To lodge an application for the removal of a street tree, please complete a Street Tree Removal Form.

For further information, please view Council’s Tree Strategy and Tree Policy which aim to ensure these important assets are protected and enhanced for current and future generations.


Greening Verges

Council encourages residents to take ownership of their verge areas and boundary strips as this enhances our streetscapes and the kerb appeal of residences throughout the City.
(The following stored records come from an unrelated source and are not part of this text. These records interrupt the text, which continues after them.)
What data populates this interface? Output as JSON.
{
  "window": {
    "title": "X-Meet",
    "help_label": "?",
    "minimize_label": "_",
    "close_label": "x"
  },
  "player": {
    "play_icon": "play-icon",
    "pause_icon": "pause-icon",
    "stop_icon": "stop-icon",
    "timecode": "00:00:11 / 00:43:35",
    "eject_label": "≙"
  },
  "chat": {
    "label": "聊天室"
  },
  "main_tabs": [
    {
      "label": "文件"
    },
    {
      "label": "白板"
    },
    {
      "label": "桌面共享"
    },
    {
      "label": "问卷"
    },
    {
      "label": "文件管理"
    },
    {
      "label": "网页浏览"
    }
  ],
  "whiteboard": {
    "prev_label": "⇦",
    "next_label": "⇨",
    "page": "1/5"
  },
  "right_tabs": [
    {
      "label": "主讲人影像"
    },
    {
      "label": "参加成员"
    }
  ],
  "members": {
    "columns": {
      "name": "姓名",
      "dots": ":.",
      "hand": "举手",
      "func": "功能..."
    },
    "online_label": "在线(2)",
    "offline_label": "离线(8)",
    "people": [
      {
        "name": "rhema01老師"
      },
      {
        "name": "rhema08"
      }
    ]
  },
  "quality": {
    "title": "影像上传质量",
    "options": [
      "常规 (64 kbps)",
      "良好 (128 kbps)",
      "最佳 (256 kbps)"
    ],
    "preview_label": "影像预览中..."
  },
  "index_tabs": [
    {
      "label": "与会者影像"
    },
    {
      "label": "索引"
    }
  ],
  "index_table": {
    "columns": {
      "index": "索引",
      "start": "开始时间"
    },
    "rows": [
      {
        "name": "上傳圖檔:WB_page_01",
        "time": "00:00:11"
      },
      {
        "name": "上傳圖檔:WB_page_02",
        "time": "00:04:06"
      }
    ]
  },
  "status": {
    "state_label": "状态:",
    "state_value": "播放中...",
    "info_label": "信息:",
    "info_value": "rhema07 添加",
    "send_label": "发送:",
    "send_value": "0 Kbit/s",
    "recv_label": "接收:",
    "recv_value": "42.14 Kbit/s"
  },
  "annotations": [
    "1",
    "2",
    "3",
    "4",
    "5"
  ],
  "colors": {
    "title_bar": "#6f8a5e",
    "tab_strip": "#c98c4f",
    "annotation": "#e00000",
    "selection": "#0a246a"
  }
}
In addition to extra greenery, landscaping a verge contributes in many positive ways to your street by:
  • providing a healthier environment for street trees
  • softening the effect of hard surfaces such as roads and footpaths
  • improving air quality
  • working at natural air conditioners through moisture in leaves
  • reducing stormwater run-off, and
  • providing habitat for small creatures like bees and butterflies.
  • First Steps to Greening Your Verge
    • Read our Verges Planting Guide for ideas and suggestions on planting your verge.
    • If you currently have dolomite that needs to be removed and replaced with soil, decide if you plan to complete this work yourself, engage a landscape contractor or have City of Unley complete the work for a fee subject to a quote.
    • Prior to starting any works, fill in an Alter a Public Road Application Form and tick the create nature strip box.

    Please note, even though verges are classified as part of a public road under the Local Government Act 1999, and as such are owned by Council, your property can benefit directly from improved kerb appeal in your street. 
  • Display Verges
    Our display verges at Edmund Avenue showcase a variety of plants and treatments that you could use to transform your verge into an attractive garden feature.

    Take a stroll down Edmund Avenue, Unley and be inspired by contemporary, cottage, natural and formal layout examples, including different path ideas. All meet the guidelines of safe plant choices and low plant heights to ensure good sight lines for road users.
  • Verges Planting Guide

    The Unley Verges Planting Guide provides planning advice, landscaping rules, garden design ideas and plant suggestions for greening your nature strip.

    Please read this guide carefully to make sure your project will not inadvertently harm street trees or other users of the area.

    Planting Guidelines Summary
    1. Plantings are to be kept lower than 600mm in height to ensure adequate vision for vehicles entering and leaving driveways.
    2. Inform Council if you are planning on installing irrigation to the verge. The pipework will need to go under the footpath and Council will need to be aware in advance
    3. Locate underground services like pipes and cables before undertaking any type of works involving digging in the ground. Contact Dial before You Dig on 1100 before you start.
    4. During landscaping works, special consideration should be given to preserving the vital root system of any trees within the verge.
    5. Keep tools and other items off the road and footpath to prevent passers-by from tripping on them. The area must be kept safe at all times.
    6. To prevent stormwater pollution, materials such as soil or mulch must be swept up from hard surfaces such as the footpath and gutter.
    7. After planting it will be your responsibility to care for your new verge garden. Keep them watered, free from weeds and pruned if they start spreading too high or onto the footpath.